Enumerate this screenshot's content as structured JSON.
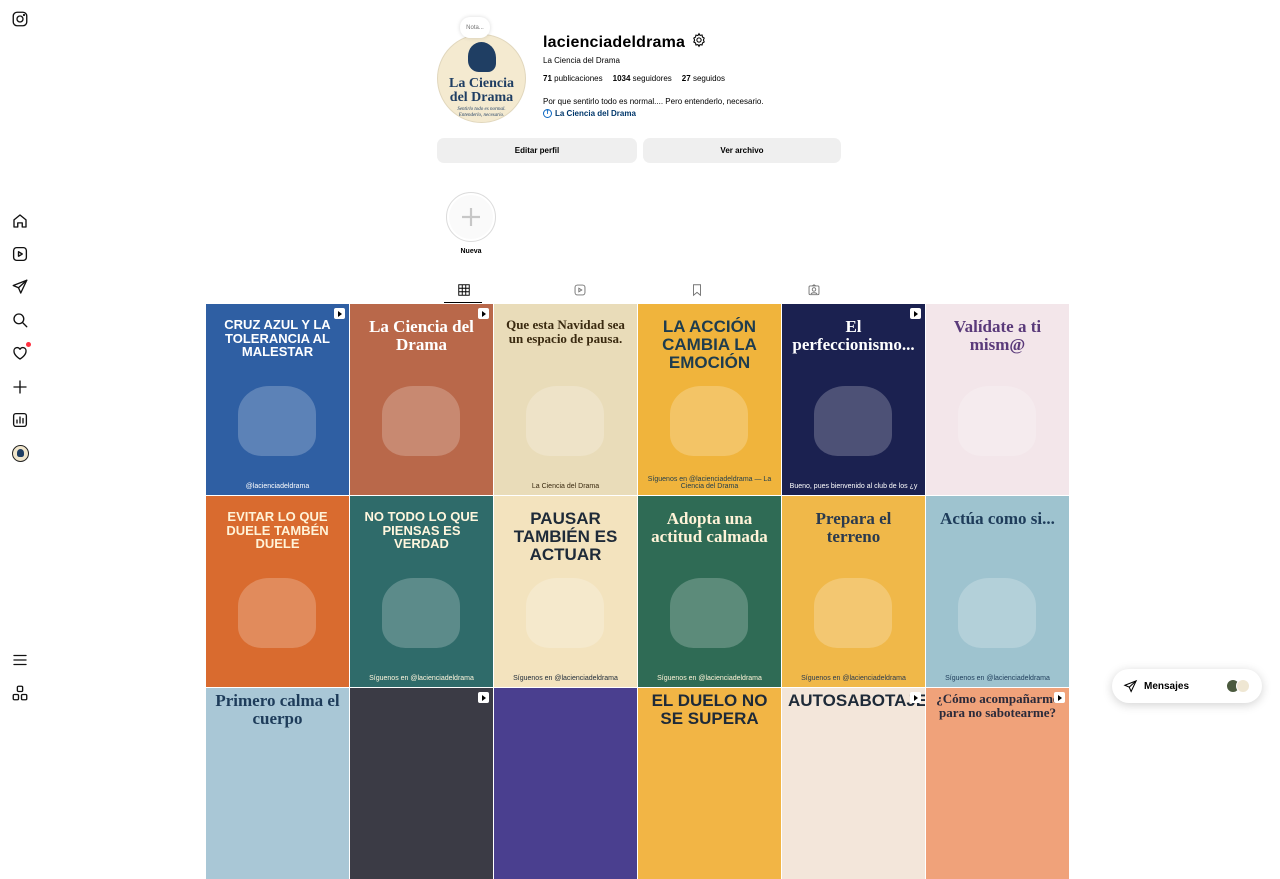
{
  "profile": {
    "note": "Nota...",
    "username": "lacienciadeldrama",
    "full_name": "La Ciencia del Drama",
    "stats": {
      "posts_count": "71",
      "posts_label": "publicaciones",
      "followers_count": "1034",
      "followers_label": "seguidores",
      "following_count": "27",
      "following_label": "seguidos"
    },
    "bio": "Por que sentirlo todo es normal.... Pero entenderlo, necesario.",
    "link_text": "La Ciencia del Drama",
    "avatar": {
      "line1": "La Ciencia",
      "line2": "del Drama",
      "tagline": "Sentirlo todo es normal. Entenderlo, necesario."
    },
    "edit_button": "Editar perfil",
    "archive_button": "Ver archivo"
  },
  "highlight": {
    "label": "Nueva"
  },
  "tabs": [
    "posts-grid-icon",
    "reels-icon",
    "saved-icon",
    "tagged-icon"
  ],
  "posts": [
    {
      "caption": "CRUZ AZUL Y LA TOLERANCIA AL MALESTAR",
      "footer": "@lacienciadeldrama",
      "bg": "#2f5fa3",
      "fg": "#ffffff",
      "reel": true
    },
    {
      "caption": "La Ciencia del Drama",
      "footer": "",
      "bg": "#b9684a",
      "fg": "#ffffff",
      "reel": true
    },
    {
      "caption": "Que esta Navidad sea un espacio de pausa.",
      "footer": "La Ciencia del Drama",
      "bg": "#e9dcb9",
      "fg": "#3a2a10",
      "reel": false
    },
    {
      "caption": "LA ACCIÓN CAMBIA LA EMOCIÓN",
      "footer": "Síguenos en @lacienciadeldrama — La Ciencia del Drama",
      "bg": "#f0b43c",
      "fg": "#1e3c4e",
      "reel": false
    },
    {
      "caption": "El perfeccionismo...",
      "footer": "Bueno, pues bienvenido al club de los ¿y",
      "bg": "#1b2150",
      "fg": "#ffffff",
      "reel": true
    },
    {
      "caption": "Valídate a ti mism@",
      "footer": "",
      "bg": "#f3e6ea",
      "fg": "#5a3a7a",
      "reel": false
    },
    {
      "caption": "EVITAR LO QUE DUELE TAMBÉN DUELE",
      "footer": "",
      "bg": "#d96b2f",
      "fg": "#fff3d8",
      "reel": false
    },
    {
      "caption": "NO TODO LO QUE PIENSAS ES VERDAD",
      "footer": "Síguenos en @lacienciadeldrama",
      "bg": "#2f6b6a",
      "fg": "#fff6dd",
      "reel": false
    },
    {
      "caption": "PAUSAR TAMBIÉN ES ACTUAR",
      "footer": "Síguenos en @lacienciadeldrama",
      "bg": "#f3e3be",
      "fg": "#1e2a38",
      "reel": false
    },
    {
      "caption": "Adopta una actitud calmada",
      "footer": "Síguenos en @lacienciadeldrama",
      "bg": "#2f6b55",
      "fg": "#fff3d8",
      "reel": false
    },
    {
      "caption": "Prepara el terreno",
      "footer": "Síguenos en @lacienciadeldrama",
      "bg": "#f0b849",
      "fg": "#2a3a4e",
      "reel": false
    },
    {
      "caption": "Actúa como si...",
      "footer": "Síguenos en @lacienciadeldrama",
      "bg": "#9ec3cf",
      "fg": "#1e3c5a",
      "reel": false
    },
    {
      "caption": "Primero calma el cuerpo",
      "footer": "",
      "bg": "#a9c7d6",
      "fg": "#1e3c5a",
      "reel": false
    },
    {
      "caption": "",
      "footer": "",
      "bg": "#3b3b45",
      "fg": "#ffffff",
      "reel": true
    },
    {
      "caption": "",
      "footer": "",
      "bg": "#4a3f8f",
      "fg": "#ffffff",
      "reel": false
    },
    {
      "caption": "EL DUELO NO SE SUPERA",
      "footer": "",
      "bg": "#f2b545",
      "fg": "#1e2a38",
      "reel": false
    },
    {
      "caption": "AUTOSABOTAJE",
      "footer": "",
      "bg": "#f3e6da",
      "fg": "#1e2a38",
      "reel": true
    },
    {
      "caption": "¿Cómo acompañarme para no sabotearme?",
      "footer": "",
      "bg": "#f0a27a",
      "fg": "#2a2a3a",
      "reel": true
    }
  ],
  "messages": {
    "label": "Mensajes"
  },
  "sidebar": [
    "instagram-logo-icon",
    "home-icon",
    "reels-icon",
    "messages-icon",
    "search-icon",
    "notifications-icon",
    "create-icon",
    "dashboard-icon",
    "profile-avatar",
    "more-menu-icon",
    "also-from-meta-icon"
  ]
}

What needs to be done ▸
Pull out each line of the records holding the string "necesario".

Response below ▸
    "bio": "Por que sentirlo todo es normal.... Pero entenderlo, necesario.",
      "tagline": "Sentirlo todo es normal. Entenderlo, necesario."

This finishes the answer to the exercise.